Here is a very awesome piece of machinima from the people at Quantic Dream. This was rendered in real time on a Playstation (YES, a Playstation!) and while much of it is motion captured it demonstrates just how far machinima has come in the last few years. It also demonstrates what a terrible opportunity has been missed by virtual worlds like Blue Mars. Blue Mars has superior graphics and would have been at the forefront of machinima had they provided even the basic tools for creating visual stories: free floating camera; facial and extended body animations; lip sync.
Instead the world lies mostly dead the owners focusing on a virtual what’s hot or not. Terribly sad and wasteful when you consider where they could be now had they embraced the concept of becoming the leading machinima platform back in 2009. It appears that the guys at Quantic Dream get it.

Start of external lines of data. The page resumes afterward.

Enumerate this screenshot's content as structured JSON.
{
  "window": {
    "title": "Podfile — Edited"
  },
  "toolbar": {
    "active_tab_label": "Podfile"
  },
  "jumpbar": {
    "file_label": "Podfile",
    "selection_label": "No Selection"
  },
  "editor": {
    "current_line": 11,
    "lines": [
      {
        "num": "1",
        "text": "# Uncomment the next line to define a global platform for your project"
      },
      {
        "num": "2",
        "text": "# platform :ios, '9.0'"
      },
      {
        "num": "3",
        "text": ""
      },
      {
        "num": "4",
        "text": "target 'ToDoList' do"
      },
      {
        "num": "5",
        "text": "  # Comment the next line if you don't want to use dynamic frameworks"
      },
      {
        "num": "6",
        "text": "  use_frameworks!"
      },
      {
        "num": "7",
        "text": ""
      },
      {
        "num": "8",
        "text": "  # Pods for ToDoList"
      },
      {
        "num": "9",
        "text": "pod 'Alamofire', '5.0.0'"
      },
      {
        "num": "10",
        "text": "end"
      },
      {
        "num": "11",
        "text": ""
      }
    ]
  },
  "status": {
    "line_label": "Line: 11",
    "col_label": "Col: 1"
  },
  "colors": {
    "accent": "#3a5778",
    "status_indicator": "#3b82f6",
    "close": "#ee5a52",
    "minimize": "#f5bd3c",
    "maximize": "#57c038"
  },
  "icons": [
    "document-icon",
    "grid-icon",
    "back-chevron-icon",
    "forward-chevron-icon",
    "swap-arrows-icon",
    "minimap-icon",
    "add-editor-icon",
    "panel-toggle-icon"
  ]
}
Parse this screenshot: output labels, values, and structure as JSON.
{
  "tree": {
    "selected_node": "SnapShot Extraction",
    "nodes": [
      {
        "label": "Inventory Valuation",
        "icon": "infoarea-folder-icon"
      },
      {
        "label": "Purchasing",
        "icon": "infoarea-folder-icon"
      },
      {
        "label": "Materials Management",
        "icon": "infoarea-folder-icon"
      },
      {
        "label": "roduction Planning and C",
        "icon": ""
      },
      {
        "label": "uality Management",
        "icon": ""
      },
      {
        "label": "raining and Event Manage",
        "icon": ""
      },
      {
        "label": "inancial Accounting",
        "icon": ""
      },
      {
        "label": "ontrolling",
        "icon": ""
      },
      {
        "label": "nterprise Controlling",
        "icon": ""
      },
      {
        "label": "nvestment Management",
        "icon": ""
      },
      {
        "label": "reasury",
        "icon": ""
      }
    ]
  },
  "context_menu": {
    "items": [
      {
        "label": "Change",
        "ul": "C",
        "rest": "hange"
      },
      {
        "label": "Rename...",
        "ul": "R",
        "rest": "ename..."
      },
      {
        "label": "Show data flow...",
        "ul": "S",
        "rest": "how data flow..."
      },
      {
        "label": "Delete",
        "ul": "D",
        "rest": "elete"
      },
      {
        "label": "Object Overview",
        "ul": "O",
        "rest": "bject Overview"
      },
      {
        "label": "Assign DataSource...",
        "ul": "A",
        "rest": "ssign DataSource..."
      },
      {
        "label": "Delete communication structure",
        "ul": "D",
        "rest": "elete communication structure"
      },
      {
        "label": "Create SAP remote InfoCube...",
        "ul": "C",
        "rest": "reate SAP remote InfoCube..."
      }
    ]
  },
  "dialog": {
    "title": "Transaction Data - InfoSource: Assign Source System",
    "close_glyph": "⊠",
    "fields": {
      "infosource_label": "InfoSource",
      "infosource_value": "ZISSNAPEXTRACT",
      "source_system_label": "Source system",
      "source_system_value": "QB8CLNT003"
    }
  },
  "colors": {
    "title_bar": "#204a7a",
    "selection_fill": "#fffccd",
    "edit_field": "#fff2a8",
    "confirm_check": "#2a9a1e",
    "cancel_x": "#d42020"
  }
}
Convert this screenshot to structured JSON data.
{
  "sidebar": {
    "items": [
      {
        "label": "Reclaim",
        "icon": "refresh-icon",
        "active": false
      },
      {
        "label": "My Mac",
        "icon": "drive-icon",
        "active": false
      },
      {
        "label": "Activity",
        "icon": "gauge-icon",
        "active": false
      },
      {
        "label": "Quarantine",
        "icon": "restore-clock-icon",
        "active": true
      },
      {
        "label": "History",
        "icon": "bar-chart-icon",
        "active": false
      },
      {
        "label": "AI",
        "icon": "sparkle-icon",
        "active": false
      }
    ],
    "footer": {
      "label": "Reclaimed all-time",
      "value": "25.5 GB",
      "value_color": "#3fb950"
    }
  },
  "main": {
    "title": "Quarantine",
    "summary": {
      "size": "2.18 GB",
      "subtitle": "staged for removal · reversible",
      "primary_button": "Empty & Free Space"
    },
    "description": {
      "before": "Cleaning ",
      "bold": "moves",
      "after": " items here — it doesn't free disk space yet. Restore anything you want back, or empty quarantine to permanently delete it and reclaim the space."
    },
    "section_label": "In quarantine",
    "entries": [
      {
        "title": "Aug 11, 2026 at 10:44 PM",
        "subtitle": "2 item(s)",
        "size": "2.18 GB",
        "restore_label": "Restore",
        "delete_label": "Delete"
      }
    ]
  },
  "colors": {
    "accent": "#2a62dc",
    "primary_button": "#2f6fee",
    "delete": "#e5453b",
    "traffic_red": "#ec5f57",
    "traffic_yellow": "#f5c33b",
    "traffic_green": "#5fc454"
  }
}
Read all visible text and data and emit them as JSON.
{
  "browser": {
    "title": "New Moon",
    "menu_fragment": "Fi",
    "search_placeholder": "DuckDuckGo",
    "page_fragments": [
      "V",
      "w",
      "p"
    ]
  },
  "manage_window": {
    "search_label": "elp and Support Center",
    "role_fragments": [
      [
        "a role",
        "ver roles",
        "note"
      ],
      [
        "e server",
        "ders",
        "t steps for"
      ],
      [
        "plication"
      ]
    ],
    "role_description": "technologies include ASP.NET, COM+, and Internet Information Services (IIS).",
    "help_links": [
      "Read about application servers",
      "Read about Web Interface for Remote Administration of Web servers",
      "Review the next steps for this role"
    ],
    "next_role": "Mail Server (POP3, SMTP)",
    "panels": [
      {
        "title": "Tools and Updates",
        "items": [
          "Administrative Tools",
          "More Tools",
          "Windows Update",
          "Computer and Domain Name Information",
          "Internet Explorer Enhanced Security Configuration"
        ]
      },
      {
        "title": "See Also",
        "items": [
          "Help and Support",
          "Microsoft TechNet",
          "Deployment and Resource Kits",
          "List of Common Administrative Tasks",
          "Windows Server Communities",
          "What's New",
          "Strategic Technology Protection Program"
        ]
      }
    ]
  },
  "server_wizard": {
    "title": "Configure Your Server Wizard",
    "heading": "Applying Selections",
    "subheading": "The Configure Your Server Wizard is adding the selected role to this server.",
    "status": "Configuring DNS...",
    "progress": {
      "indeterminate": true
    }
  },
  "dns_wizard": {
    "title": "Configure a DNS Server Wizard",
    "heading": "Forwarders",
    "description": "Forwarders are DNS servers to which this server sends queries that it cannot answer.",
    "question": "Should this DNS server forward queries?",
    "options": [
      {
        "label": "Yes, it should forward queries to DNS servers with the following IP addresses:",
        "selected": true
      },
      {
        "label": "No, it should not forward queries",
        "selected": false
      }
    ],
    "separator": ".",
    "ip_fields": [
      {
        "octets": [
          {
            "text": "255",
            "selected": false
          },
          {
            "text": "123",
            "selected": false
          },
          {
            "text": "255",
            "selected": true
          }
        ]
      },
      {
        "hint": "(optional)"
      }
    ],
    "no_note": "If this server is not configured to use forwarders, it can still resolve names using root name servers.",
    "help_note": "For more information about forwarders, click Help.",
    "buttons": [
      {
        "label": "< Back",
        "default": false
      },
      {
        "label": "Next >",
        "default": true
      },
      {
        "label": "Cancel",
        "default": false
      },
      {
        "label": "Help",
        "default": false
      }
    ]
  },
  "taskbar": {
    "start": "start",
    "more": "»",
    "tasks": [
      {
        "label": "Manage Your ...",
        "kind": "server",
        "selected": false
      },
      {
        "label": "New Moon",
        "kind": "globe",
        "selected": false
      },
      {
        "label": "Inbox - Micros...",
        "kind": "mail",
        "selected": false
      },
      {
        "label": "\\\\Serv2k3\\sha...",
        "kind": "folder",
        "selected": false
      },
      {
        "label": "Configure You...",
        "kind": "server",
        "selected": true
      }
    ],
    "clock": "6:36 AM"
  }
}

This is a very clever, well-made online video for the Dollar Shave Club that today went viral, mainly thanks to the Reddit community. Now if you’re a business owner, especially a startup, you may be wishing that your triumphant video – you know the one that you spent way too much money on and has only generated a handful of views – went viral as well. Afterall, the only thing worse than being talked about is not being talked about. But going viral does have one or two downsides that you need to be ready for.
Surviving the Flood
You can never control how or when you go viral. Once you release your campaign you immediately lose control over it, so you need to be ready. As, the folks at the Dollar Shave Club discovered going viral can very quickly bring your servers to their knees. So, while their video has generated a huge amount of interest in their target market they can’t capitalise on it because their site is either down or monumentally slow. If this were to happen to you would your server survive?
Is it optimised for high-levels of traffic?
Do you have backup servers ready to go at a moment’s notice?
Is it automated?
What are your contingencies if everything goes pear-shaped?
You need to take all these issues into consideration during the planning stages of your campaign.
If you’re used to servicing one-hundred clients per month and your video brings in another ten thousand you may be thinking it’s champagne and caviar time. But servicing a hundred-fold increase in business may drive you to the wall.
Do you have the necessary inventory?
How long will it take for your suppliers to fill that order?
Can you obtain the necessary funds?
What do you do if something goes wrong?
Going viral should never be a strategy, it is an outcome, but you need to be prepared for it. Detailed planning for every stage of the campaign needs to identified, costed and implemented. Going viral is not an automatic road to riches. It needs to be carefully managed and controlled. Are you ready to go viral?
As part of the beta test for Perth-based startup, Floq, I’ve created the Digital Media Social Marketing Survey. I am hoping that the information will provide me with a better understanding of a whole range of businesses in different industries.
The survey should take only 5 minutes or so to complete.
All information will remain confidential.
As Floq is still in beta please contact me if you encounter any problems.